A Bit of Difference
REVIEW: Jonathan Amid
Protagonist Deola Bello, born into affluence in Ikoyi, Nigeria, finds herself living in a London “overrun with immigrants”. An expatriate working for an international charity, Bello is thirty-nine, single, wary of men and marriage and disillusioned with her current prospects and co-workers.
As auditor in service of European capital, Deola evaluates the merits of various funding concerns involving Africans in need. Neither fully at home in London nor unaware of the ethical quandaries attendant on being an African that “judges” African others, Deola travels home for the fifth anniversary of her father’s passing. Her life choices and outsider’s gaze will be under intense scrutiny from her own family, and Deola’s own perceptions about the world and herself will come into sharp relief.
Moving between Atlanta, London and Lagos, the first part of this slow-burning yet searingly perceptive novel (Atta’s third) is a carefully hewn tapestry of Deola’s impressions, opinions and interactions with co-workers and friends.
Atta’s prowess in terms of characterization is most evident in the three friends that Deola spends time with in London: Subu, trained at the same school of accountancy as Deola in Nigeria, refuses to return home. Her born-again Christian status allows Atta a platform to critique the rise of different forms of religious fundamentalism both in London and Nigeria (just think of prophet TB Joshua), and Deola’s impressions (and skepticism) are acidly funny.
Equally engaging is the portrayal of the misanthropic writer Bandele, admirer of James Baldwin and JM Coetzee, whom Deola knows from home. Sexually fraught and depressed, Bandele feels out of place in London. His moving portrayal and poignant interactions with Deola reinforce Atta’s rapport with the underdog, and notable are the scathing barbs after the prize-giving for African writing when Bandele loses out to another writer deemed to need it more. Tessa, rounding out the trio of Deola’s friends, has known her since boarding school, and considers a move to Australia with her husband. How Deola relates to Tessa, her choices and the roundedness of Tessa’s character, are further highpoints.
If the novel’s first part deliberately limits its cast of characters, it must be categorically noted how Atta simultaneously and to good effect creates depth from a wide array of digressions, all from Deola’s perspective, yet told in the third person. With an effect that combines distance and intimacy, immediacy and aloofness, these reflections – some more banal than others – allow for fascinating insights into the myriad of influences that shape and foster individual (migrant) subjectivity.

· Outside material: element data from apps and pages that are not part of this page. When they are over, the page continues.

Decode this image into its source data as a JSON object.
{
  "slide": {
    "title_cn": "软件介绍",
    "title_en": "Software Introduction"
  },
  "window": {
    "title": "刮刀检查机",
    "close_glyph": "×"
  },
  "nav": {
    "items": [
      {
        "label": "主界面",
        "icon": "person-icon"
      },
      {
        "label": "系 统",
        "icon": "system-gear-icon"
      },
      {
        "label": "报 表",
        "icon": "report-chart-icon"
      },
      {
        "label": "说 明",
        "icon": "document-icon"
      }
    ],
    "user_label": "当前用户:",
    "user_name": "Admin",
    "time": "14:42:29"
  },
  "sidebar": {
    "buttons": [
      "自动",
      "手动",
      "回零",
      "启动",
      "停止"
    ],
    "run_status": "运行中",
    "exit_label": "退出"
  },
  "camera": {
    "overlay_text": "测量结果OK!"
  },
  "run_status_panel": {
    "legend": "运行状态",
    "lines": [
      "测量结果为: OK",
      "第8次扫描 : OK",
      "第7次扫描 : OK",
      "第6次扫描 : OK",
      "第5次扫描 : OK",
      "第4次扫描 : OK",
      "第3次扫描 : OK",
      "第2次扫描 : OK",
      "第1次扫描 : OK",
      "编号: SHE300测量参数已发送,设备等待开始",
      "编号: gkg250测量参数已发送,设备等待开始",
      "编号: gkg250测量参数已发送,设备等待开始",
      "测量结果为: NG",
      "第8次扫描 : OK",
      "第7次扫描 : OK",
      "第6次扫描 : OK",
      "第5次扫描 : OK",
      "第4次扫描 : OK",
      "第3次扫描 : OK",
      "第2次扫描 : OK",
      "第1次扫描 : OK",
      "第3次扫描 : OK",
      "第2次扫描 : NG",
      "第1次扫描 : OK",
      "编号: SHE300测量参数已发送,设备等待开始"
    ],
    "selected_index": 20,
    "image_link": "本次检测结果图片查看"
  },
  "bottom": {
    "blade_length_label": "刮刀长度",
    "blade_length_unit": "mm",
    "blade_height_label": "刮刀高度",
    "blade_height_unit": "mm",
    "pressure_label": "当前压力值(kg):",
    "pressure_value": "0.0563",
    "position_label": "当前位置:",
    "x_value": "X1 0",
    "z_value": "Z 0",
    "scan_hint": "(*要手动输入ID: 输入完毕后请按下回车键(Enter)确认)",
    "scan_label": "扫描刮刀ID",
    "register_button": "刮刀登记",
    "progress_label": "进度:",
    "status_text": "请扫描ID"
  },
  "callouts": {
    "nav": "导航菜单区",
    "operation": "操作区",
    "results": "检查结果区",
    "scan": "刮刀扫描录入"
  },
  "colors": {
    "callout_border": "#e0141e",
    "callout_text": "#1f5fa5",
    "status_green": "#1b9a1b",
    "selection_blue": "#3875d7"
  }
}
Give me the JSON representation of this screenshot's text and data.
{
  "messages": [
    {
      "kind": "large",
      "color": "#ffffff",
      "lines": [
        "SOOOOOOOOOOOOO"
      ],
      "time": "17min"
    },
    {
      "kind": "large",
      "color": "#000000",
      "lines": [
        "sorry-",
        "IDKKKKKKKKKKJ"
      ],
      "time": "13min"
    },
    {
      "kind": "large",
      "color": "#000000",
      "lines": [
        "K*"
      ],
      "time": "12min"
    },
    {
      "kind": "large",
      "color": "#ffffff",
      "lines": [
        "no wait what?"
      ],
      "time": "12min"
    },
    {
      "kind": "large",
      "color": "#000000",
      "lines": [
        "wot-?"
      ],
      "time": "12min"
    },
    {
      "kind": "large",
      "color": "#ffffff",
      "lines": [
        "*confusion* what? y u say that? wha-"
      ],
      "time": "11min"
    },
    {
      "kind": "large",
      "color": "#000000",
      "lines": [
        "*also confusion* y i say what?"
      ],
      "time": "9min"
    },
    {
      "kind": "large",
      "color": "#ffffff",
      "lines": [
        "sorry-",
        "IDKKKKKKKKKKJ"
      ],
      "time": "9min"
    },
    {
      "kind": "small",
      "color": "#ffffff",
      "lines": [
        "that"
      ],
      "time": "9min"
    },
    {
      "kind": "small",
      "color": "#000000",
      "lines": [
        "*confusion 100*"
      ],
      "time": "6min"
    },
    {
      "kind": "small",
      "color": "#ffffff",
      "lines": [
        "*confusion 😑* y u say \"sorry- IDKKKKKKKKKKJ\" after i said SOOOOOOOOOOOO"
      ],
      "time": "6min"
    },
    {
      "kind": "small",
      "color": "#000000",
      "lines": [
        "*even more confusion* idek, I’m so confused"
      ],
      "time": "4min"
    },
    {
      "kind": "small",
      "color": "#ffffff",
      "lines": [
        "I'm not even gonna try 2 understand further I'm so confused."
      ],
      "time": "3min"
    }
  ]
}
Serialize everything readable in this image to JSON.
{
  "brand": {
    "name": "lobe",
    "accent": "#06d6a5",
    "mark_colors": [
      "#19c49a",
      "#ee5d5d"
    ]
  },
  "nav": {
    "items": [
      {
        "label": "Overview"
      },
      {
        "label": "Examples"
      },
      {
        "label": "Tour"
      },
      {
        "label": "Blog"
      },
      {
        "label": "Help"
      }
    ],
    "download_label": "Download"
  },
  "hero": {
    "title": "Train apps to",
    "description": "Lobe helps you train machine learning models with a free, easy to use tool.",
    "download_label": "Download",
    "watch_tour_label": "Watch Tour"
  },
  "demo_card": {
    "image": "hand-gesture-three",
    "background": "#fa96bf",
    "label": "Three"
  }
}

The wide variety of discourses around Africa – a continent seemingly always under symbolic (re)construction, with all of its colour and contradictions emanating from spheres of culture, commerce, civil war, tribalism, racism, minorities and factionalism, contradictions, abuses of power, tradition and modernity – are interrogated in observations sharp and often brutal. Atta’s lean, limber prose moves far beyond a mere “anthropological curiosity”, a phrase that Deola uses at one point.
One such digression sees Nigeria described as a country where even the ‘passive aggressive’ land is stubbornly “too damn African”: When “a car dealership opens… the road in front of it splits, as if to say, ‘I told you I couldn’t handle it’.”
Linguistic flights of fancy are largely dispensed with, yet thoughtfulness remains: “Once in a while, Africans will be confronted with the notion that Africans are disposable and of much consequence to humanity as waste material. This may not be personal… Their daily trauma is trying to survive systems that did not start off with their continuity in mind.”
The neat trick of the novel’s second half, somewhat more formulaic, linear and plot-centric, moves Deola out of the shadows of introspection and observation into the realm of being observed, seen more closely by the reader and once again by her own family after years apart, in Nigeria. We meet her mother, demanding and intense; her brother Lanre, who has taken up the charge as one of the directors at the bank started by her father, and her sister, the doctor Jaiye, unhappily married. Yet Deola’s interaction with her immediate family, and many others part of her extended family, is secondary to her meeting with Wale, an affluent widower who will change the course of her life forever. It is in this second half of the novel that Deola, flawed, recognizable, humane, is revealed to the reader through her interactions with her family and with Wale. This is where Atta proves equally adept with the conventions of story and setting as with larger socio-political ruminations such as the nature of filial ties and affiliative connection in a seemingly transnational world.
Laden with irony, bitterness, poignancy, and wit, this commanding novel invites the patient and introspective reader to cherish fragments of connection as we untangle complex bits of difference.
- This review first appeared in the Cape Times in November 2014.